--- START ---

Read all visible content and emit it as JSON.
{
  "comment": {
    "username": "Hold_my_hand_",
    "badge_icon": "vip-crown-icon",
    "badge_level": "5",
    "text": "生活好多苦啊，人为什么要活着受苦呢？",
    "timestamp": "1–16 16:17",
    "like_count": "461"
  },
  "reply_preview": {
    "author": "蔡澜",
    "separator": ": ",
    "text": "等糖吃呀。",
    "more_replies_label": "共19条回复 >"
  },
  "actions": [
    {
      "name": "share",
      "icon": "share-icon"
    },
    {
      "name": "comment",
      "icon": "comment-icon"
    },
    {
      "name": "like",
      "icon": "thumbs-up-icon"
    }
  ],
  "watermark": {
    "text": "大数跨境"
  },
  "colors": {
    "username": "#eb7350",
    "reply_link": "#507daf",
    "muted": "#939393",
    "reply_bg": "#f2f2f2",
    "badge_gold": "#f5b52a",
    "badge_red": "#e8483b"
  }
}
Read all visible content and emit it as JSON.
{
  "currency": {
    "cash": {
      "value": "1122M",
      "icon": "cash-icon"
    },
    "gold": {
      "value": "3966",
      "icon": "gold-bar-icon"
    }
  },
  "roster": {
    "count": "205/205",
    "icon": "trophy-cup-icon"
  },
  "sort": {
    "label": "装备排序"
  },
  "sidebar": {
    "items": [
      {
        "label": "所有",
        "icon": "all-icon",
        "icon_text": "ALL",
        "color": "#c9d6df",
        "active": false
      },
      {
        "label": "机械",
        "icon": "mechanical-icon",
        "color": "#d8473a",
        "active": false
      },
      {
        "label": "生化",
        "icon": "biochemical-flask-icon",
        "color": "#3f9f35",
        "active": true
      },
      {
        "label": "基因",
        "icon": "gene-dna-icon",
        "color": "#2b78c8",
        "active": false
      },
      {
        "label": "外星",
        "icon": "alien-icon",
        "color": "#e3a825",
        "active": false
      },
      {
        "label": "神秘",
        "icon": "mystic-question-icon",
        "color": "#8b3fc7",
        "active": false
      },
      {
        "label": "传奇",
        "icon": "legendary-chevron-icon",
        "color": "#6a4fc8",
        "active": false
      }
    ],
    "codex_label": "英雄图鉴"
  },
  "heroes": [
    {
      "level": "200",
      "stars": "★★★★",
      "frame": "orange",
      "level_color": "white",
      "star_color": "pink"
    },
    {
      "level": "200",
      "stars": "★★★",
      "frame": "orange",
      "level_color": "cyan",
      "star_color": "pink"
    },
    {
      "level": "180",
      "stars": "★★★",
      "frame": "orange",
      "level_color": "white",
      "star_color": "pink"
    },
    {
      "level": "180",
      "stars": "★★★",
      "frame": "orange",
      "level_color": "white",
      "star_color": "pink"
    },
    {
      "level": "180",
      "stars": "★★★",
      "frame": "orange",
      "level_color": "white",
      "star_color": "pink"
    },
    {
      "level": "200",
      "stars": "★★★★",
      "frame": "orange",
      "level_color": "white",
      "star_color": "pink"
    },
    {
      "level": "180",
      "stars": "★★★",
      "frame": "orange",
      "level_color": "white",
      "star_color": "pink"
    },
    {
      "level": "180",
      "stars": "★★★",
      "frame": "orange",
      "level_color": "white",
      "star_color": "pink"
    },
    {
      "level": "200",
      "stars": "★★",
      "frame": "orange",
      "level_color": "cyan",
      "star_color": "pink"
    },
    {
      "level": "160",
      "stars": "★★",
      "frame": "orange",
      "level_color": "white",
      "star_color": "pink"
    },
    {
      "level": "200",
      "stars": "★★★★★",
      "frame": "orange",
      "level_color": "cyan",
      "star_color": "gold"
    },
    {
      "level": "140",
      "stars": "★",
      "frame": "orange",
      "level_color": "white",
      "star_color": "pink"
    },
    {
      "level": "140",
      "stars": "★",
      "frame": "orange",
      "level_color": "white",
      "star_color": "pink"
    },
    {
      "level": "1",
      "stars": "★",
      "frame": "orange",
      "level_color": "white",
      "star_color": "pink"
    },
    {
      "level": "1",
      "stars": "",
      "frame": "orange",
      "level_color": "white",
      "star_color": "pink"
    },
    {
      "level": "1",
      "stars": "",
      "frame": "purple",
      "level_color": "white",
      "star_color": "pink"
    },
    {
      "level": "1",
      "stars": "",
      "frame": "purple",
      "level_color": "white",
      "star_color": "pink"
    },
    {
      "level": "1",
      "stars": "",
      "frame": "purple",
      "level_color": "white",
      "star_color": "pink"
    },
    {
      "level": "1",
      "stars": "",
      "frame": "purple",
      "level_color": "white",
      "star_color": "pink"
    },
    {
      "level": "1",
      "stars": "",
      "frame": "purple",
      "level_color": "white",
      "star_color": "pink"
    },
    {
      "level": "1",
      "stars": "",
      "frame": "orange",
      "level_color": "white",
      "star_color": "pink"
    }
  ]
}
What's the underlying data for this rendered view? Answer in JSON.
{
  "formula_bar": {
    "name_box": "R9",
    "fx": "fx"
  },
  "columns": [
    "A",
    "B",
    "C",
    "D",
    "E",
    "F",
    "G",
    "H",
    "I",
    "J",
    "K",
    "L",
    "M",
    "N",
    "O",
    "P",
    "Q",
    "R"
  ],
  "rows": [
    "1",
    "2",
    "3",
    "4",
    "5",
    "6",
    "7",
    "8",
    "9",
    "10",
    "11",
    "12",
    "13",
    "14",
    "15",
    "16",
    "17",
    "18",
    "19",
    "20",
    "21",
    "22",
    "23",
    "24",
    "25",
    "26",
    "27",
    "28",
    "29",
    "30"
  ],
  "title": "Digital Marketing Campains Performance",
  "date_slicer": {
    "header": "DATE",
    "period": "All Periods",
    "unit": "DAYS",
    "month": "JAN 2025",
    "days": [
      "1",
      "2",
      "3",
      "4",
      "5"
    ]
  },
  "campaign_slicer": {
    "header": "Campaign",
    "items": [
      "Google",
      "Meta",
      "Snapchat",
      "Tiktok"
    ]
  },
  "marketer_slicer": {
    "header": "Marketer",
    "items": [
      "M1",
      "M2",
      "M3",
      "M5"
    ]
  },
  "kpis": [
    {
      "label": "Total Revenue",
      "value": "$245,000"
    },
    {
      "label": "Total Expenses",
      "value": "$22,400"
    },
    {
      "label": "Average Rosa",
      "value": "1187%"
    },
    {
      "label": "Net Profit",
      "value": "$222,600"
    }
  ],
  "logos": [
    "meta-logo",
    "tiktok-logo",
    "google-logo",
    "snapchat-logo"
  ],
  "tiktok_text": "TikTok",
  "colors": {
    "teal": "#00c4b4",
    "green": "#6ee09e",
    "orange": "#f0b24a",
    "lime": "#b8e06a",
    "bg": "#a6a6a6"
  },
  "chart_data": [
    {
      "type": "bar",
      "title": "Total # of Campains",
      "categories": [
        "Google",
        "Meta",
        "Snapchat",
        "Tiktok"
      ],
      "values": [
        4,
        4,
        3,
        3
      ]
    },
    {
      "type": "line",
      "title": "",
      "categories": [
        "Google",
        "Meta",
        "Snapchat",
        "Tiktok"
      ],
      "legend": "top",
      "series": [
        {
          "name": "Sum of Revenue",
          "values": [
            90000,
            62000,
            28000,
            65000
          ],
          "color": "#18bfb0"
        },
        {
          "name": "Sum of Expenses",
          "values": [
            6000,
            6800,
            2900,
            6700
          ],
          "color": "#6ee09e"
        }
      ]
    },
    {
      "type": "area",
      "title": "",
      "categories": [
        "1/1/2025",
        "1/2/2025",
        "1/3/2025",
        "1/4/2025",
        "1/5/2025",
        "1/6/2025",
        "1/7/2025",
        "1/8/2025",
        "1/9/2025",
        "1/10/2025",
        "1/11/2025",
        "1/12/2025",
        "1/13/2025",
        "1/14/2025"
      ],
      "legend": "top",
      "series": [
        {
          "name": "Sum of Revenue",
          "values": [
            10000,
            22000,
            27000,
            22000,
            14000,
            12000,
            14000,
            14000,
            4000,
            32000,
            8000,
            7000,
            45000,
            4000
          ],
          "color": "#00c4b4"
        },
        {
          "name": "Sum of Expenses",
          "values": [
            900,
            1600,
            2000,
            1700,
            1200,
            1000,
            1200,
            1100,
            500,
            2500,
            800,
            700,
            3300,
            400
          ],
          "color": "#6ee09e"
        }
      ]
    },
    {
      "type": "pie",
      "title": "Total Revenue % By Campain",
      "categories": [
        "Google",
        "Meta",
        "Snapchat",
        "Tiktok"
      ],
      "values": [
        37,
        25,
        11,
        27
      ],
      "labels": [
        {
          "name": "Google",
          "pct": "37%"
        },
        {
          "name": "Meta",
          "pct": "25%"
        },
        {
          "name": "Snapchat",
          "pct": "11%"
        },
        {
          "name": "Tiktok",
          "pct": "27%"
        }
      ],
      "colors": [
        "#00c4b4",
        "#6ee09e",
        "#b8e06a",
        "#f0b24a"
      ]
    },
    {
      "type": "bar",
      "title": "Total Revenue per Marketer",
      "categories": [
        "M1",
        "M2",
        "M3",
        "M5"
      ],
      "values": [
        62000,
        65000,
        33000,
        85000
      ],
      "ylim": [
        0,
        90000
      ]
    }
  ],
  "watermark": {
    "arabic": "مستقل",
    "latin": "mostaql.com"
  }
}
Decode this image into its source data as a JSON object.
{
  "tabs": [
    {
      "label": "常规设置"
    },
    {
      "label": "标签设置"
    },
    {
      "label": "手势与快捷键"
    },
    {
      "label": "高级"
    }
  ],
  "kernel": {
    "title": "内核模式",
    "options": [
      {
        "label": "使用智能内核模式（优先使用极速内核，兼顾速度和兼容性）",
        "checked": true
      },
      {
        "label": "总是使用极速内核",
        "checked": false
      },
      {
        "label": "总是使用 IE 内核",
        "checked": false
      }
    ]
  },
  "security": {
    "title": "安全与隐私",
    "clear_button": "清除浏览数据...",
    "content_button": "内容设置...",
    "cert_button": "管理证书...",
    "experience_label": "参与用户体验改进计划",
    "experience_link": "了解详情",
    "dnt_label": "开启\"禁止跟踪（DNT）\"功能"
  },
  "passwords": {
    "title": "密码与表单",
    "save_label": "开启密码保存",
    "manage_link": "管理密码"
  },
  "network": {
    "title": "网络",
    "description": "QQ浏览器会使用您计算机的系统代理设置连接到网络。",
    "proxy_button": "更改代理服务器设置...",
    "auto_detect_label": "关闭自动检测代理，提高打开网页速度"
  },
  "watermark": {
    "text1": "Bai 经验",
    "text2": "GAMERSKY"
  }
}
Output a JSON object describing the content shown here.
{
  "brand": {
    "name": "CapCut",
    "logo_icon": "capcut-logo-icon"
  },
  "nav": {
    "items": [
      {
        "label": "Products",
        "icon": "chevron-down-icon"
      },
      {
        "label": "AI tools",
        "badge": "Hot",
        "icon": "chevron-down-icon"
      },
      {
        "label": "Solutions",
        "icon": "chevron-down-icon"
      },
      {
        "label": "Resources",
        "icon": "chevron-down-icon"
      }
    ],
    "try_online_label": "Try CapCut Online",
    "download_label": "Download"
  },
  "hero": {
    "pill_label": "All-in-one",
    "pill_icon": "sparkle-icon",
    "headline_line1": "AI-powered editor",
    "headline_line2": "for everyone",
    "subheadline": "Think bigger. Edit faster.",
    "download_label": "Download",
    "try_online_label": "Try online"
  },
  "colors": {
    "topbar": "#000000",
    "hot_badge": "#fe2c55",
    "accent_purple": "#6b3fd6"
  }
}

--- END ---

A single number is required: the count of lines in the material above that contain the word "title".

REPLY
10